─── Information provided ───

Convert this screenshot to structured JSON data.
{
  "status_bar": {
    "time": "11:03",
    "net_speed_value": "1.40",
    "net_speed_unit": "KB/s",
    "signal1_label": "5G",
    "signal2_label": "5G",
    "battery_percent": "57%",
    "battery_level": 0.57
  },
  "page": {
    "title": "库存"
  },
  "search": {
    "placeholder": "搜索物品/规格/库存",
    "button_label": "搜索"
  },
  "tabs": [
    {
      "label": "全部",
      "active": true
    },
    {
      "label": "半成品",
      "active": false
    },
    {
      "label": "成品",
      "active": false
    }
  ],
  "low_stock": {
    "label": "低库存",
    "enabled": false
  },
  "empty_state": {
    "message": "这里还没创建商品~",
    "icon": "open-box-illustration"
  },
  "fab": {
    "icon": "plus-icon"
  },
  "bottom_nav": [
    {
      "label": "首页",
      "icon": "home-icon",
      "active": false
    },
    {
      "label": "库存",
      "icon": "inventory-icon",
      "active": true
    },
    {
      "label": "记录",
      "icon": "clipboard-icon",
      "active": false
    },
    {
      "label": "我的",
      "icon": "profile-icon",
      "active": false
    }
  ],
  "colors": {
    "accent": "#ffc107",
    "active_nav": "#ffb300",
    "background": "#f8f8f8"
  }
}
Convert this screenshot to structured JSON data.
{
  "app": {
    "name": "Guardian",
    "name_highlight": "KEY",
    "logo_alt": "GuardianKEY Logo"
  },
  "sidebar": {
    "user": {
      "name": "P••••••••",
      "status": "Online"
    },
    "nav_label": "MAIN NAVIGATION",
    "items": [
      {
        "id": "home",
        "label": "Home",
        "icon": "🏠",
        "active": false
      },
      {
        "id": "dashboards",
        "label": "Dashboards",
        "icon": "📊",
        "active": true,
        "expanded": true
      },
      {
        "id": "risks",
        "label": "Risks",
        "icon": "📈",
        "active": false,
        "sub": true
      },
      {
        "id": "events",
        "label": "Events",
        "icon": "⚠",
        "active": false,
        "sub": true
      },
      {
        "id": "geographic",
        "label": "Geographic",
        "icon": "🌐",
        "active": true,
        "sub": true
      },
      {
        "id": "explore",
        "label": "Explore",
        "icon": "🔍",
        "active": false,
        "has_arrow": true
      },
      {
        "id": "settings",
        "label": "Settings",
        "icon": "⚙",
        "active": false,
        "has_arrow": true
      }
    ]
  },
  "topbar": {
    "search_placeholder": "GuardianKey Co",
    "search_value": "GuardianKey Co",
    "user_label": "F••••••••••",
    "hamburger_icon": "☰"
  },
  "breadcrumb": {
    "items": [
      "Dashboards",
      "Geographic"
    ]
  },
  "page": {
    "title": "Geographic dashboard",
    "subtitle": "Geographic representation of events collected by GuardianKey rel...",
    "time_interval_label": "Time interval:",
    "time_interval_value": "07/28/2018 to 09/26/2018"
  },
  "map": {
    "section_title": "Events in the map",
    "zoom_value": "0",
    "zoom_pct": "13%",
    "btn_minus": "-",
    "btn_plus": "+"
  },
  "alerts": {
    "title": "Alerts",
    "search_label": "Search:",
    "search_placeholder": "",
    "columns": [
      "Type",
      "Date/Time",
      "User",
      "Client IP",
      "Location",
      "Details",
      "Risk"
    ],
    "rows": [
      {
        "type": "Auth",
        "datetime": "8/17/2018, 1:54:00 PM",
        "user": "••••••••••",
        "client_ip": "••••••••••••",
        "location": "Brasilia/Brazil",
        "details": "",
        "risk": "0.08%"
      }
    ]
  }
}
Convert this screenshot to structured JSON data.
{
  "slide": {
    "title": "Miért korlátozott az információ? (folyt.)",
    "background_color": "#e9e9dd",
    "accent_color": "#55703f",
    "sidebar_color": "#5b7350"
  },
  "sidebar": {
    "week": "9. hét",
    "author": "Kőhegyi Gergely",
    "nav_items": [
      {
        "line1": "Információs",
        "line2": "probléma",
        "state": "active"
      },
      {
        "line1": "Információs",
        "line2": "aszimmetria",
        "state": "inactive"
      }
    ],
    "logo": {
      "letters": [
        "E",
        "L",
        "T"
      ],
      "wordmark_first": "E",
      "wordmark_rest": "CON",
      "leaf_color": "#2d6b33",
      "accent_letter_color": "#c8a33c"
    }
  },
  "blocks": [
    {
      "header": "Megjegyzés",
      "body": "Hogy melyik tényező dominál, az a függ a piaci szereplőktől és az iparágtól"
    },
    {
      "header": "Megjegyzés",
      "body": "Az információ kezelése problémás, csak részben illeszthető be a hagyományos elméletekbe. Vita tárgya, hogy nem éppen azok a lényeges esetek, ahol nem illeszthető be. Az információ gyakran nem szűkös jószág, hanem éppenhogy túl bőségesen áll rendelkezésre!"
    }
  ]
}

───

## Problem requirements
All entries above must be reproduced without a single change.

## Output for this exercise
Convert this screenshot to structured JSON data.
{
  "status_bar": {
    "time": "11:03",
    "net_speed_value": "1.40",
    "net_speed_unit": "KB/s",
    "signal1_label": "5G",
    "signal2_label": "5G",
    "battery_percent": "57%",
    "battery_level": 0.57
  },
  "page": {
    "title": "库存"
  },
  "search": {
    "placeholder": "搜索物品/规格/库存",
    "button_label": "搜索"
  },
  "tabs": [
    {
      "label": "全部",
      "active": true
    },
    {
      "label": "半成品",
      "active": false
    },
    {
      "label": "成品",
      "active": false
    }
  ],
  "low_stock": {
    "label": "低库存",
    "enabled": false
  },
  "empty_state": {
    "message": "这里还没创建商品~",
    "icon": "open-box-illustration"
  },
  "fab": {
    "icon": "plus-icon"
  },
  "bottom_nav": [
    {
      "label": "首页",
      "icon": "home-icon",
      "active": false
    },
    {
      "label": "库存",
      "icon": "inventory-icon",
      "active": true
    },
    {
      "label": "记录",
      "icon": "clipboard-icon",
      "active": false
    },
    {
      "label": "我的",
      "icon": "profile-icon",
      "active": false
    }
  ],
  "colors": {
    "accent": "#ffc107",
    "active_nav": "#ffb300",
    "background": "#f8f8f8"
  }
}
Convert this screenshot to structured JSON data.
{
  "app": {
    "name": "Guardian",
    "name_highlight": "KEY",
    "logo_alt": "GuardianKEY Logo"
  },
  "sidebar": {
    "user": {
      "name": "P••••••••",
      "status": "Online"
    },
    "nav_label": "MAIN NAVIGATION",
    "items": [
      {
        "id": "home",
        "label": "Home",
        "icon": "🏠",
        "active": false
      },
      {
        "id": "dashboards",
        "label": "Dashboards",
        "icon": "📊",
        "active": true,
        "expanded": true
      },
      {
        "id": "risks",
        "label": "Risks",
        "icon": "📈",
        "active": false,
        "sub": true
      },
      {
        "id": "events",
        "label": "Events",
        "icon": "⚠",
        "active": false,
        "sub": true
      },
      {
        "id": "geographic",
        "label": "Geographic",
        "icon": "🌐",
        "active": true,
        "sub": true
      },
      {
        "id": "explore",
        "label": "Explore",
        "icon": "🔍",
        "active": false,
        "has_arrow": true
      },
      {
        "id": "settings",
        "label": "Settings",
        "icon": "⚙",
        "active": false,
        "has_arrow": true
      }
    ]
  },
  "topbar": {
    "search_placeholder": "GuardianKey Co",
    "search_value": "GuardianKey Co",
    "user_label": "F••••••••••",
    "hamburger_icon": "☰"
  },
  "breadcrumb": {
    "items": [
      "Dashboards",
      "Geographic"
    ]
  },
  "page": {
    "title": "Geographic dashboard",
    "subtitle": "Geographic representation of events collected by GuardianKey rel...",
    "time_interval_label": "Time interval:",
    "time_interval_value": "07/28/2018 to 09/26/2018"
  },
  "map": {
    "section_title": "Events in the map",
    "zoom_value": "0",
    "zoom_pct": "13%",
    "btn_minus": "-",
    "btn_plus": "+"
  },
  "alerts": {
    "title": "Alerts",
    "search_label": "Search:",
    "search_placeholder": "",
    "columns": [
      "Type",
      "Date/Time",
      "User",
      "Client IP",
      "Location",
      "Details",
      "Risk"
    ],
    "rows": [
      {
        "type": "Auth",
        "datetime": "8/17/2018, 1:54:00 PM",
        "user": "••••••••••",
        "client_ip": "••••••••••••",
        "location": "Brasilia/Brazil",
        "details": "",
        "risk": "0.08%"
      }
    ]
  }
}
Convert this screenshot to structured JSON data.
{
  "slide": {
    "title": "Miért korlátozott az információ? (folyt.)",
    "background_color": "#e9e9dd",
    "accent_color": "#55703f",
    "sidebar_color": "#5b7350"
  },
  "sidebar": {
    "week": "9. hét",
    "author": "Kőhegyi Gergely",
    "nav_items": [
      {
        "line1": "Információs",
        "line2": "probléma",
        "state": "active"
      },
      {
        "line1": "Információs",
        "line2": "aszimmetria",
        "state": "inactive"
      }
    ],
    "logo": {
      "letters": [
        "E",
        "L",
        "T"
      ],
      "wordmark_first": "E",
      "wordmark_rest": "CON",
      "leaf_color": "#2d6b33",
      "accent_letter_color": "#c8a33c"
    }
  },
  "blocks": [
    {
      "header": "Megjegyzés",
      "body": "Hogy melyik tényező dominál, az a függ a piaci szereplőktől és az iparágtól"
    },
    {
      "header": "Megjegyzés",
      "body": "Az információ kezelése problémás, csak részben illeszthető be a hagyományos elméletekbe. Vita tárgya, hogy nem éppen azok a lényeges esetek, ahol nem illeszthető be. Az információ gyakran nem szűkös jószág, hanem éppenhogy túl bőségesen áll rendelkezésre!"
    }
  ]
}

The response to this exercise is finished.